MATERIAL SUPPLIED START

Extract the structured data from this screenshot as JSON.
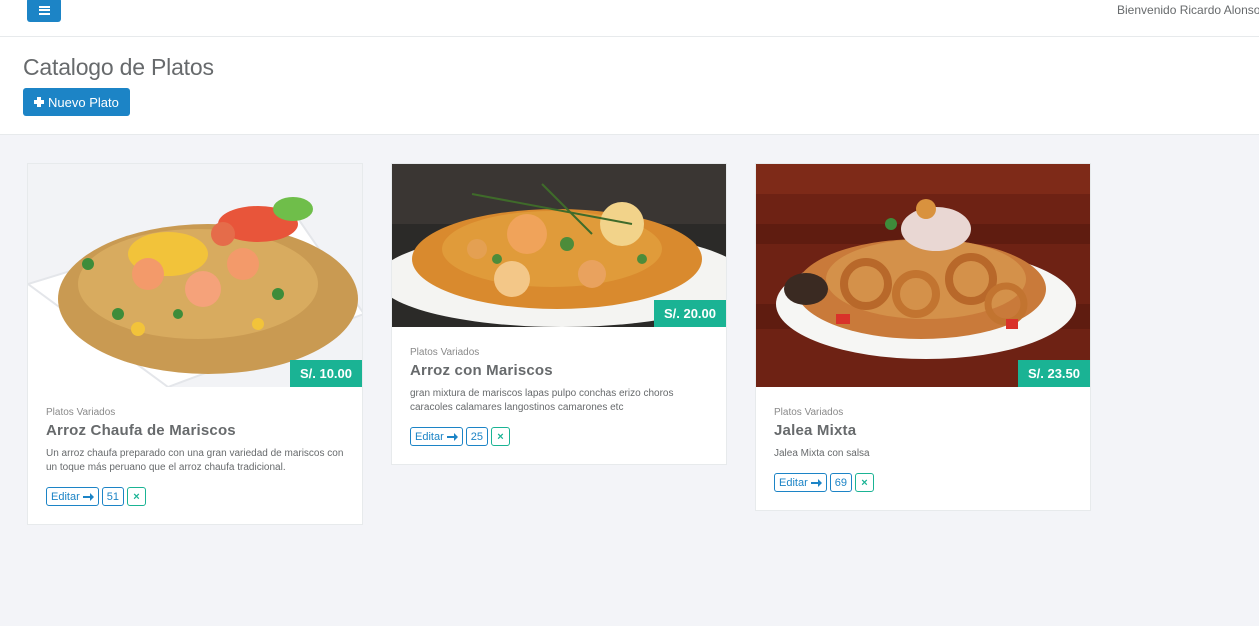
{
  "topbar": {
    "menu_icon": "bars-icon",
    "welcome": "Bienvenido Ricardo Alonso"
  },
  "header": {
    "title": "Catalogo de Platos",
    "new_button": "Nuevo Plato"
  },
  "dishes": [
    {
      "price": "S/. 10.00",
      "category": "Platos Variados",
      "name": "Arroz Chaufa de Mariscos",
      "description": "Un arroz chaufa preparado con una gran variedad de mariscos con un toque más peruano que el arroz chaufa tradicional.",
      "edit_label": "Editar",
      "count": "51",
      "delete_icon": "×"
    },
    {
      "price": "S/. 20.00",
      "category": "Platos Variados",
      "name": "Arroz con Mariscos",
      "description": "gran mixtura de mariscos lapas pulpo conchas erizo choros caracoles calamares langostinos camarones etc",
      "edit_label": "Editar",
      "count": "25",
      "delete_icon": "×"
    },
    {
      "price": "S/. 23.50",
      "category": "Platos Variados",
      "name": "Jalea Mixta",
      "description": "Jalea Mixta con salsa",
      "edit_label": "Editar",
      "count": "69",
      "delete_icon": "×"
    }
  ],
  "colors": {
    "primary": "#1c84c6",
    "success": "#1ab394",
    "background": "#f3f4f8"
  }
}
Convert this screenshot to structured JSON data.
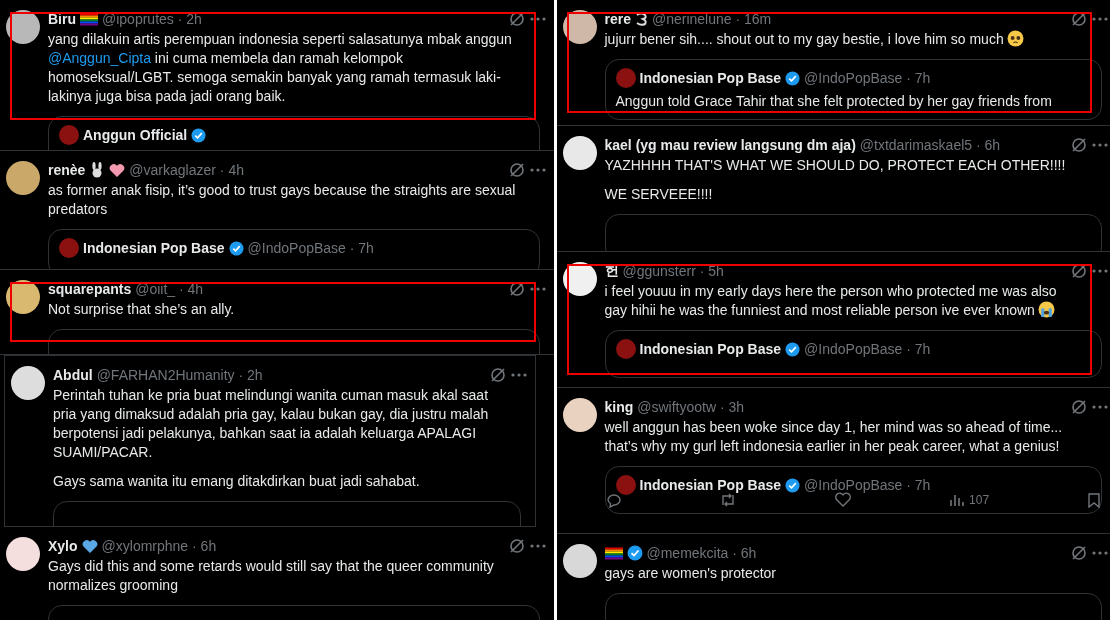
{
  "columns": [
    {
      "tweets": [
        {
          "name": "Biru",
          "badges": [
            {
              "kind": "rainbow-flag"
            }
          ],
          "meta": "@ipoprutes · 2h",
          "highlighted": true,
          "paragraphs": [
            [
              {
                "kind": "plain",
                "text": "yang dilakuin artis perempuan indonesia seperti salasatunya mbak anggun "
              },
              {
                "kind": "mention",
                "text": "@Anggun_Cipta"
              },
              {
                "kind": "plain",
                "text": " ini cuma membela dan ramah kelompok homoseksual/LGBT. semoga semakin banyak yang ramah termasuk laki-lakinya juga bisa pada jadi orang baik."
              }
            ]
          ],
          "quote": {
            "kind": "card",
            "name": "Anggun Official",
            "verified": true
          }
        },
        {
          "name": "renèe",
          "badges": [
            {
              "kind": "bunny"
            },
            {
              "kind": "heart"
            }
          ],
          "meta": "@varkaglazer · 4h",
          "highlighted": false,
          "paragraphs": [
            [
              {
                "kind": "plain",
                "text": "as former anak fisip, it’s good to trust gays because the straights are sexual predators"
              }
            ]
          ],
          "quote": {
            "kind": "card",
            "name": "Indonesian Pop Base",
            "verified": true,
            "meta": "@IndoPopBase · 7h"
          }
        },
        {
          "name": "squarepants",
          "meta": "@oiit_ · 4h",
          "highlighted": true,
          "paragraphs": [
            [
              {
                "kind": "plain",
                "text": "Not surprise that she’s an ally."
              }
            ]
          ],
          "quote": {
            "kind": "card"
          }
        },
        {
          "name": "Abdul",
          "meta": "@FARHAN2Humanity · 2h",
          "highlighted": false,
          "paragraphs": [
            [
              {
                "kind": "plain",
                "text": "Perintah tuhan ke pria buat melindungi wanita cuman masuk akal saat pria yang dimaksud adalah pria gay, kalau bukan gay, dia justru malah berpotensi jadi pelakunya, bahkan saat ia adalah keluarga APALAGI SUAMI/PACAR."
              }
            ],
            [
              {
                "kind": "plain",
                "text": "Gays sama wanita itu emang ditakdirkan buat jadi sahabat."
              }
            ]
          ],
          "quote": {
            "kind": "card"
          }
        },
        {
          "name": "Xylo",
          "badges": [
            {
              "kind": "blue-heart"
            }
          ],
          "meta": "@xylomrphne · 6h",
          "highlighted": false,
          "paragraphs": [
            [
              {
                "kind": "plain",
                "text": "Gays did this and some retards would still say that the queer community normalizes grooming"
              }
            ]
          ],
          "quote": {
            "kind": "card"
          }
        }
      ]
    },
    {
      "tweets": [
        {
          "name": "rere",
          "badges": [
            {
              "kind": "swirl"
            }
          ],
          "meta": "@nerinelune · 16m",
          "highlighted": true,
          "paragraphs": [
            [
              {
                "kind": "plain",
                "text": "jujurr bener sih.... shout out to my gay bestie, i love him so much"
              },
              {
                "kind": "pleading-emoji"
              }
            ]
          ],
          "quote": {
            "kind": "card",
            "name": "Indonesian Pop Base",
            "verified": true,
            "meta": "@IndoPopBase · 7h",
            "text": "Anggun told Grace Tahir that she felt protected by her gay friends from"
          }
        },
        {
          "name": "kael (yg mau review langsung dm aja)",
          "meta": "@txtdarimaskael5 · 6h",
          "highlighted": false,
          "paragraphs": [
            [
              {
                "kind": "plain",
                "text": "YAZHHHH THAT'S WHAT WE SHOULD DO, PROTECT EACH OTHER!!!!"
              }
            ],
            [
              {
                "kind": "plain",
                "text": "WE SERVEEE!!!!"
              }
            ]
          ],
          "quote": {
            "kind": "card"
          }
        },
        {
          "name": "헌",
          "meta": "@ggunsterr · 5h",
          "highlighted": true,
          "paragraphs": [
            [
              {
                "kind": "plain",
                "text": "i feel youuu in my early days here the person who protected me was also gay hihii he was the funniest and most reliable person ive ever known"
              },
              {
                "kind": "crying-emoji"
              }
            ]
          ],
          "quote": {
            "kind": "card",
            "name": "Indonesian Pop Base",
            "verified": true,
            "meta": "@IndoPopBase · 7h"
          }
        },
        {
          "name": "king",
          "meta": "@swiftyootw · 3h",
          "highlighted": false,
          "paragraphs": [
            [
              {
                "kind": "plain",
                "text": "well anggun has been woke since day 1, her mind was so ahead of time... that’s why my gurl left indonesia earlier in her peak career, what a genius!"
              }
            ]
          ],
          "quote": {
            "kind": "card",
            "name": "Indonesian Pop Base",
            "verified": true,
            "meta": "@IndoPopBase · 7h"
          },
          "actions": [
            {
              "kind": "reply"
            },
            {
              "kind": "repost"
            },
            {
              "kind": "like"
            },
            {
              "kind": "views",
              "count": "107"
            },
            {
              "kind": "bookmark"
            }
          ]
        },
        {
          "badges": [
            {
              "kind": "rainbow-flag"
            },
            {
              "kind": "verified"
            }
          ],
          "meta": "@memekcita · 6h",
          "highlighted": false,
          "paragraphs": [
            [
              {
                "kind": "plain",
                "text": "gays are women's protector"
              }
            ]
          ],
          "quote": {
            "kind": "card"
          }
        }
      ]
    }
  ]
}
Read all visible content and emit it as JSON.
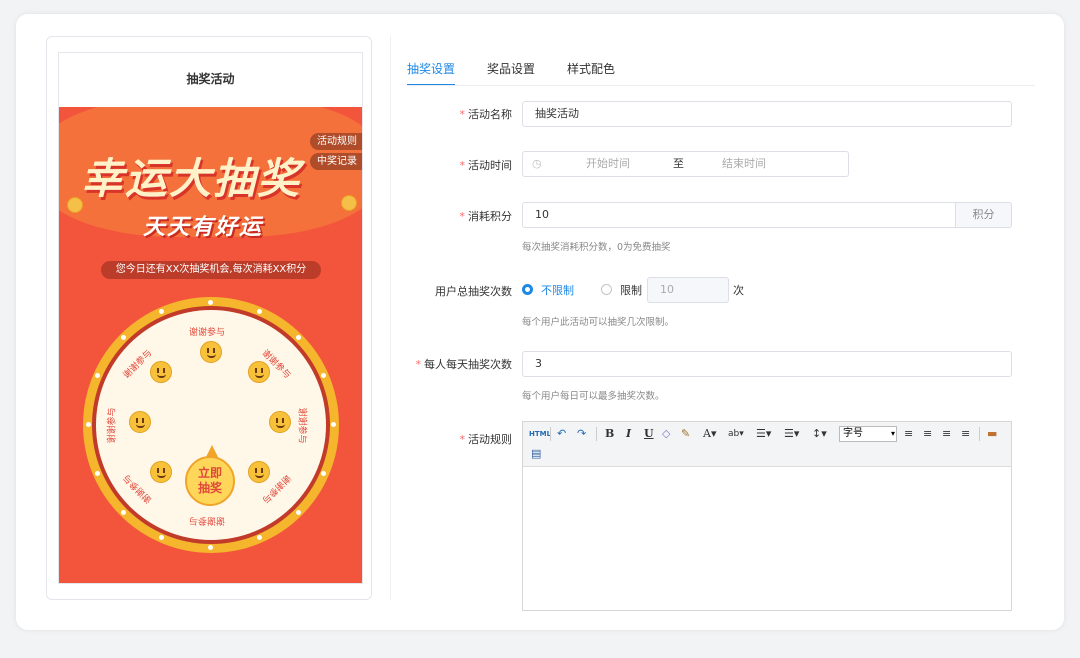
{
  "preview": {
    "header_title": "抽奖活动",
    "title_main": "幸运大抽奖",
    "title_sub": "天天有好运",
    "rules_button": "活动规则",
    "records_button": "中奖记录",
    "chance_text": "您今日还有XX次抽奖机会,每次消耗XX积分",
    "start_button_line1": "立即",
    "start_button_line2": "抽奖",
    "prize_label": "谢谢参与"
  },
  "tabs": [
    {
      "label": "抽奖设置",
      "active": true
    },
    {
      "label": "奖品设置",
      "active": false
    },
    {
      "label": "样式配色",
      "active": false
    }
  ],
  "form": {
    "activity_name": {
      "label": "活动名称",
      "required": true,
      "value": "抽奖活动"
    },
    "activity_time": {
      "label": "活动时间",
      "required": true,
      "start_placeholder": "开始时间",
      "separator": "至",
      "end_placeholder": "结束时间"
    },
    "points_cost": {
      "label": "消耗积分",
      "required": true,
      "value": "10",
      "addon": "积分",
      "hint": "每次抽奖消耗积分数，0为免费抽奖"
    },
    "total_draws": {
      "label": "用户总抽奖次数",
      "required": false,
      "option_unlimited": "不限制",
      "option_limited": "限制",
      "selected": "不限制",
      "limit_value": "10",
      "unit": "次",
      "hint": "每个用户此活动可以抽奖几次限制。"
    },
    "daily_draws": {
      "label": "每人每天抽奖次数",
      "required": true,
      "value": "3",
      "hint": "每个用户每日可以最多抽奖次数。"
    },
    "rules": {
      "label": "活动规则",
      "required": true
    }
  },
  "editor": {
    "html_label": "HTML",
    "bold": "B",
    "italic": "I",
    "underline": "U",
    "font_color": "A",
    "font_size_label": "字号"
  }
}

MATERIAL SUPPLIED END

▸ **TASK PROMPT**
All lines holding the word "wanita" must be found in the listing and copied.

▸ **ANSWER SECTION**
                "text": "Perintah tuhan ke pria buat melindungi wanita cuman masuk akal saat pria yang dimaksud adalah pria gay, kalau bukan gay, dia justru malah berpotensi jadi pelakunya, bahkan saat ia adalah keluarga APALAGI SUAMI/PACAR."
                "text": "Gays sama wanita itu emang ditakdirkan buat jadi sahabat."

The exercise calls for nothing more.